FILE - Iowa State Capitol

Iowa State Capitol Building in Des Moines, Iowa.

(The Center Square) – The Senate Appropriations committee advanced on April 20 a $2.03 billion budget proposal for fiscal year 2022 for health and human services.

The bill also presents an “asset test” for public assistance programs.

Sen. Mark Costello, R-Imogene, presented the bill, SSB1267, which the committee approved by a 12-7 vote.

The asset verification would require information on each applicant that includes earned and unearned income, prison status information as well as supplementary security income information, employment information, and any benefits assistance from other states.

“Our goal with that is to try and make sure that the people who are eligible for these services get them and that people who are not eligible don’t get them and to find that out quickly,” Costello said.

Appropriations include $11.2 million and 27 full-time positions for the Department on Aging; $1.2 million and 16 full-time positions for the Office of Long-Term Care Ombudsman; $1.2 million and 15 full-time positions for the Department of Veterans Affairs Administration; and $7.1 million for the Iowa Veterans Home.

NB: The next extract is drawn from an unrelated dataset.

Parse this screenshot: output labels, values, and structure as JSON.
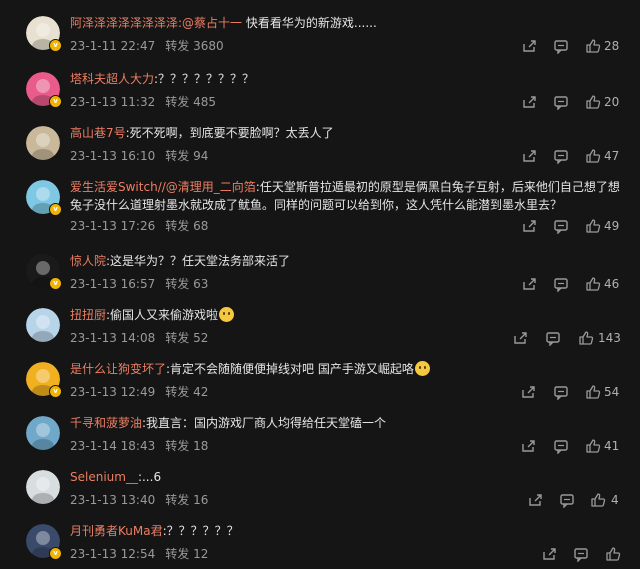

The Department of Human Services would receive $1.5 billion for medical assistance program reimbursement; $89 million for child and family services; $40 million for the family investment program general fund; $31.3 million for field operations; $47.2 million for state child care assistance; $40.8 million for child care assistance; $32 million for child and family services; $15.9 million child support recovery; and $12 million for the job opportunities and basic skills program.

Appropriations to the Department of Public Health include $23.7 million and 12 full-time positions aimed at reducing and treating addictive disorders and an additional $5.8 million and 14 full-time positions for promoting the health of children, adolescents and families.

The proposal includes 4,566 full-time equivalent positions with an increase of $36.9 million and 155.7 FTEs compared to fiscal year 2021, Costello said.

Changes to the budget also include the appropriation of $1 million for the creation of two centers of excellence programs to “encourage innovation and collaboration” among regional healthcare providers to “transform health care delivery” for targeted needs of local residents.

One-time funding of $1 million for SafeNetRx would support the expansion of an automated multi-dose prescription packaging system for prescription drug donations to safety net providers and their patients. The company aids in the distribution of properly sealed, unused, unexpired medications to people for free who can use them through specialty clinics, Costello said.

The Fulfilling Iowa’s Need for Dentists project, which is a collaboration with Delta Dental, would receive an additional $200,000 to boost the number of dentists in rural Iowa.

There is also an increase of $381,000 for three new full-time positions for the medical examiner’s office to eliminate a backlog and to expedite autopsies, he said.

“They’ve kind of gotten the backlog down, but they need to hire new examiners to help in the future and to make it so that they’re not doing more than they’re supposed to do and meet federal requirements,” Costello said.

The reimbursement rate for air ambulance services would increase “to the extent possible” with an additional appropriation of $100,000 to “acknowledge that inequity” that the Medicaid rate is “way below” the Medicare rate and “extremely below” what the private insurance pays, Costello said.

The bill also includes appropriations of $424.5 million derived from other funds, which is a decrease of $14.5 million compared to fiscal year 2021, Costello said. For example, the sports wagering receipts fund would provide $1.75 million for problem gambling and substance-related disorder prevention and treatment and recovery services.

Costello presented a single amendment to the bill to increase the RSVP program for seniors by $139,700, which also passed.

The bill does not contain the $60 million appropriation for mental health regents, which is included in SF587, which passed the Senate on April 6.